* [Task statement] In the records that follow, locate every line with "JSON" and extract it.

------ Provided data ------

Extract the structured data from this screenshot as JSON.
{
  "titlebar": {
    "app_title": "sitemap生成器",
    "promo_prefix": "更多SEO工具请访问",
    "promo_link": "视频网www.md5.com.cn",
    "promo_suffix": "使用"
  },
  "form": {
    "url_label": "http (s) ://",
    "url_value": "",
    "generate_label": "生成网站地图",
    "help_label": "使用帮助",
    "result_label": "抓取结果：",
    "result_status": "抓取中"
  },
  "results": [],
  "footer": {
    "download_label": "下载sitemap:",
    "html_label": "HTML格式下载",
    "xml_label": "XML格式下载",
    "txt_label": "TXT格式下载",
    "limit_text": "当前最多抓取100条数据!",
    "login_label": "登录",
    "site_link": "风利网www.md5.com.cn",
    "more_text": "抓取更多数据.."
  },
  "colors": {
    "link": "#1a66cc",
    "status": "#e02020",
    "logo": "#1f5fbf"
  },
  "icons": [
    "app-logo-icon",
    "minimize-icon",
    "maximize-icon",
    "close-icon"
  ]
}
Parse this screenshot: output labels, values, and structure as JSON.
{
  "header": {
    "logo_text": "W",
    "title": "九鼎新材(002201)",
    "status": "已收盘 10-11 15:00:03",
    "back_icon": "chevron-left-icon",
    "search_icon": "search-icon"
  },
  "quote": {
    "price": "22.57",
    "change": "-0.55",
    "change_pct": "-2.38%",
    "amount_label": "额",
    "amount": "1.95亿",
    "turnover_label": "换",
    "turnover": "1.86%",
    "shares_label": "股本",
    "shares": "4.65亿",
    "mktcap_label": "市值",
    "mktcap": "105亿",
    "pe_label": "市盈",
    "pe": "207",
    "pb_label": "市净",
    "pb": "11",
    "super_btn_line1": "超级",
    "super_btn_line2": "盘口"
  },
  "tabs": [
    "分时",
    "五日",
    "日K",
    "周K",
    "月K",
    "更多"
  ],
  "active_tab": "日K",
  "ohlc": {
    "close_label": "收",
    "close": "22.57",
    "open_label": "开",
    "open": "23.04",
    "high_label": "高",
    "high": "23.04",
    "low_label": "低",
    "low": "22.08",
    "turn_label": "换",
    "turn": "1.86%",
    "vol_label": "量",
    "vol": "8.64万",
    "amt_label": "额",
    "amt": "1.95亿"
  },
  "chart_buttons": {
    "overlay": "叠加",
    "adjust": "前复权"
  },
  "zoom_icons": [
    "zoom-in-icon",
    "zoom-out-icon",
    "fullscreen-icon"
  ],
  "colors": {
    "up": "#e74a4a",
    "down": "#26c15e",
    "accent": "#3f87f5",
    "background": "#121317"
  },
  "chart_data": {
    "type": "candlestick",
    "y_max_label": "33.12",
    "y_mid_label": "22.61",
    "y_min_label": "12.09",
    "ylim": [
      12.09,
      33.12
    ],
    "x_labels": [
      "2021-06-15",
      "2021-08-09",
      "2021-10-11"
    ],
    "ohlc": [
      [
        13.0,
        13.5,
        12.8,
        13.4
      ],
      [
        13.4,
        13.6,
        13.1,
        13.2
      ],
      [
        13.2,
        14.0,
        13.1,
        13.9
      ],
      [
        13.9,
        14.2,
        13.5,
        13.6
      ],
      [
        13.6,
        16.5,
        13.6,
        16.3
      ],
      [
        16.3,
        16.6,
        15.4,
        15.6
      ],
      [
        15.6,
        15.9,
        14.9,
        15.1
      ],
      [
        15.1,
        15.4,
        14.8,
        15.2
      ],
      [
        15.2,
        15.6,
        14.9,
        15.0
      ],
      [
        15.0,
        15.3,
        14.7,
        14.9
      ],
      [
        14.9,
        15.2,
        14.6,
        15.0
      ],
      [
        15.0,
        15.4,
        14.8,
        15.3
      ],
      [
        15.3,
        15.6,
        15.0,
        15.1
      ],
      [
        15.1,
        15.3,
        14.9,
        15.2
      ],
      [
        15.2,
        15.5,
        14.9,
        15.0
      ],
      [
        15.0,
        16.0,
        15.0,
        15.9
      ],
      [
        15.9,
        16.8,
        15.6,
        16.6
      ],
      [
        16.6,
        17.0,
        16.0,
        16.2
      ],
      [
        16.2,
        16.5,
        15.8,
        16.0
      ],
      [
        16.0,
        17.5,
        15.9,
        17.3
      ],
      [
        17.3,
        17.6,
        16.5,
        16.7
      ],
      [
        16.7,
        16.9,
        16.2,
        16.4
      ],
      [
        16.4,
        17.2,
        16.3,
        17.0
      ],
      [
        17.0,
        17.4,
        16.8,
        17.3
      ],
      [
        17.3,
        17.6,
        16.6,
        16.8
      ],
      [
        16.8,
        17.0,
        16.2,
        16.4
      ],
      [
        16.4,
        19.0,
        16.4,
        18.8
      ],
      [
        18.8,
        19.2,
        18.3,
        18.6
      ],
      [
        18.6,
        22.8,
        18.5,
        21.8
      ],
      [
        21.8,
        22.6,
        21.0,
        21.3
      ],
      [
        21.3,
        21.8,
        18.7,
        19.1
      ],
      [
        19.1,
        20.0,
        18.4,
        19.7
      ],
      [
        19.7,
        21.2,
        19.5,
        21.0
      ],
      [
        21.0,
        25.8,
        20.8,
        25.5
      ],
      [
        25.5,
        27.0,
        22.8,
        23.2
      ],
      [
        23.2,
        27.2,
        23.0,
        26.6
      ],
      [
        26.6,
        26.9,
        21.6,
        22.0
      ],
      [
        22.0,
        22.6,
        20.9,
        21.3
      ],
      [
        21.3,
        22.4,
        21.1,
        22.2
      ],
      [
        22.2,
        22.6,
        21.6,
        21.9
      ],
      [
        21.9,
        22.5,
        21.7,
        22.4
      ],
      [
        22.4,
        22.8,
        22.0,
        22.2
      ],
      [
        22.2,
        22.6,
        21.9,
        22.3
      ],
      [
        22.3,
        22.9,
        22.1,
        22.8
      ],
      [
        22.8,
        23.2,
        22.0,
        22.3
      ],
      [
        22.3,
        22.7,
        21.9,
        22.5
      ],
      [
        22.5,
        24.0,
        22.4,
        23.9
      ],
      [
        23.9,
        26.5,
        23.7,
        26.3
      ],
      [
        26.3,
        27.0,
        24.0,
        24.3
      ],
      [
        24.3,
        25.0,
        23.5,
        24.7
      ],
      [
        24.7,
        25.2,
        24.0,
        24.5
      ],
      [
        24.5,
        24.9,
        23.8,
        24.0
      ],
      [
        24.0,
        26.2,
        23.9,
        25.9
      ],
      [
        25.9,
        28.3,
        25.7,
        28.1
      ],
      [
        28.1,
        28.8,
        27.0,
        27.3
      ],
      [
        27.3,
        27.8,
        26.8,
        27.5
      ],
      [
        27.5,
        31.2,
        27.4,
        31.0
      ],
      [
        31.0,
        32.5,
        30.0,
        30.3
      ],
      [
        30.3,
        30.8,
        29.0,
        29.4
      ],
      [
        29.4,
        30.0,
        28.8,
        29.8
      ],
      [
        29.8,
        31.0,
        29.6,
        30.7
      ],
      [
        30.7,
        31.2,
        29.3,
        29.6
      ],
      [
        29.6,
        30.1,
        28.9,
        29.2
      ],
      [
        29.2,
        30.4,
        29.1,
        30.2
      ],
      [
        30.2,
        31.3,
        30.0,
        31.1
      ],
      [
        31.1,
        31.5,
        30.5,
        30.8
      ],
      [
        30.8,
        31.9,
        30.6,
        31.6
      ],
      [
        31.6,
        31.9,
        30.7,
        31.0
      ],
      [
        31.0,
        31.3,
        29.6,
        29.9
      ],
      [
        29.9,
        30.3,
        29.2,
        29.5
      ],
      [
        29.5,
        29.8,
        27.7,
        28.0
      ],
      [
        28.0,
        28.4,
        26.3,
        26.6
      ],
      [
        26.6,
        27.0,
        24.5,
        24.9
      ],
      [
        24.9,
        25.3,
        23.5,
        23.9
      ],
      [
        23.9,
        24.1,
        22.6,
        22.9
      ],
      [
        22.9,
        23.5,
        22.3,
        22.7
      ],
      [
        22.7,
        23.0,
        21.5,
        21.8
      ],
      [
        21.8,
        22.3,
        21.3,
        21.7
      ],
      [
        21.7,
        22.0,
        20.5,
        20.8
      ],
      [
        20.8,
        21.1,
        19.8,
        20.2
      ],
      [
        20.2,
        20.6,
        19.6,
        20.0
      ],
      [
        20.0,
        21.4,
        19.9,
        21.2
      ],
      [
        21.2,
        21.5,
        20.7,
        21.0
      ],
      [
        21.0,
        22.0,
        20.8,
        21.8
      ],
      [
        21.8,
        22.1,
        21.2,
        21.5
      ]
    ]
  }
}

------

* [Written response]
Extract the structured data from this screenshot as JSON.
Parse this screenshot: output labels, values, and structure as JSON.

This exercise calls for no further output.